Will you write out all the entries below exactly?
____________________
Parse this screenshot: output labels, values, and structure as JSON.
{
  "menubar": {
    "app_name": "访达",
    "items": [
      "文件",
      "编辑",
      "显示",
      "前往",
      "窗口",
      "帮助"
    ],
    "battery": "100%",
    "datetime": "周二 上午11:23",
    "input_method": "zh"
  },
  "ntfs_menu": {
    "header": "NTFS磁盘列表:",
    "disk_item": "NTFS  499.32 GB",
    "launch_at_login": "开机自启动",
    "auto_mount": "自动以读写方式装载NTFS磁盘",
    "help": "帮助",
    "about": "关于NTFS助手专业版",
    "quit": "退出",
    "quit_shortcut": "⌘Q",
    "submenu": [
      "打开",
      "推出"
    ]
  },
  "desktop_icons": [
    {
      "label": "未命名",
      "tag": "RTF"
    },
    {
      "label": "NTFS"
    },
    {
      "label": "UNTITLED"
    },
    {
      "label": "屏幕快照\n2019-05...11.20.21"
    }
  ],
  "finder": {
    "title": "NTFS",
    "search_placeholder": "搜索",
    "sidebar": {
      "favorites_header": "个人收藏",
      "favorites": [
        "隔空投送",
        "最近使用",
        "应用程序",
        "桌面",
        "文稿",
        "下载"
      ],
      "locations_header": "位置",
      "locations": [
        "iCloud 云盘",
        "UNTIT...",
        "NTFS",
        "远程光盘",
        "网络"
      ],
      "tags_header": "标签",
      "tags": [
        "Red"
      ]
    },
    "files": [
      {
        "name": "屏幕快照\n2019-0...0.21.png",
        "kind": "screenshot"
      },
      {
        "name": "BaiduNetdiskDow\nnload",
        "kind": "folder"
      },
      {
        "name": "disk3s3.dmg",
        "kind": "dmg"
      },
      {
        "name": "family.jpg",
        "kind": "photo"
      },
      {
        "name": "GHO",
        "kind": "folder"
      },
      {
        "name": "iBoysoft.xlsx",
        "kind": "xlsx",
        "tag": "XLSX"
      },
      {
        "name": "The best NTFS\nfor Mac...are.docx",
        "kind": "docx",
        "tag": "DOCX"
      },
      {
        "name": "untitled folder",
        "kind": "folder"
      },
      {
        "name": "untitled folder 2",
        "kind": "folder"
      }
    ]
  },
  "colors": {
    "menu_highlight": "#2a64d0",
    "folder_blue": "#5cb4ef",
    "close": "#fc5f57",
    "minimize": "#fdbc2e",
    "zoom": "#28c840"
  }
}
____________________
- _Answer below_
Parse this screenshot: output labels, values, and structure as JSON.
{
  "menubar": {
    "app_name": "访达",
    "items": [
      "文件",
      "编辑",
      "显示",
      "前往",
      "窗口",
      "帮助"
    ],
    "battery": "100%",
    "datetime": "周二 上午11:23",
    "input_method": "zh"
  },
  "ntfs_menu": {
    "header": "NTFS磁盘列表:",
    "disk_item": "NTFS  499.32 GB",
    "launch_at_login": "开机自启动",
    "auto_mount": "自动以读写方式装载NTFS磁盘",
    "help": "帮助",
    "about": "关于NTFS助手专业版",
    "quit": "退出",
    "quit_shortcut": "⌘Q",
    "submenu": [
      "打开",
      "推出"
    ]
  },
  "desktop_icons": [
    {
      "label": "未命名",
      "tag": "RTF"
    },
    {
      "label": "NTFS"
    },
    {
      "label": "UNTITLED"
    },
    {
      "label": "屏幕快照\n2019-05...11.20.21"
    }
  ],
  "finder": {
    "title": "NTFS",
    "search_placeholder": "搜索",
    "sidebar": {
      "favorites_header": "个人收藏",
      "favorites": [
        "隔空投送",
        "最近使用",
        "应用程序",
        "桌面",
        "文稿",
        "下载"
      ],
      "locations_header": "位置",
      "locations": [
        "iCloud 云盘",
        "UNTIT...",
        "NTFS",
        "远程光盘",
        "网络"
      ],
      "tags_header": "标签",
      "tags": [
        "Red"
      ]
    },
    "files": [
      {
        "name": "屏幕快照\n2019-0...0.21.png",
        "kind": "screenshot"
      },
      {
        "name": "BaiduNetdiskDow\nnload",
        "kind": "folder"
      },
      {
        "name": "disk3s3.dmg",
        "kind": "dmg"
      },
      {
        "name": "family.jpg",
        "kind": "photo"
      },
      {
        "name": "GHO",
        "kind": "folder"
      },
      {
        "name": "iBoysoft.xlsx",
        "kind": "xlsx",
        "tag": "XLSX"
      },
      {
        "name": "The best NTFS\nfor Mac...are.docx",
        "kind": "docx",
        "tag": "DOCX"
      },
      {
        "name": "untitled folder",
        "kind": "folder"
      },
      {
        "name": "untitled folder 2",
        "kind": "folder"
      }
    ]
  },
  "colors": {
    "menu_highlight": "#2a64d0",
    "folder_blue": "#5cb4ef",
    "close": "#fc5f57",
    "minimize": "#fdbc2e",
    "zoom": "#28c840"
  }
}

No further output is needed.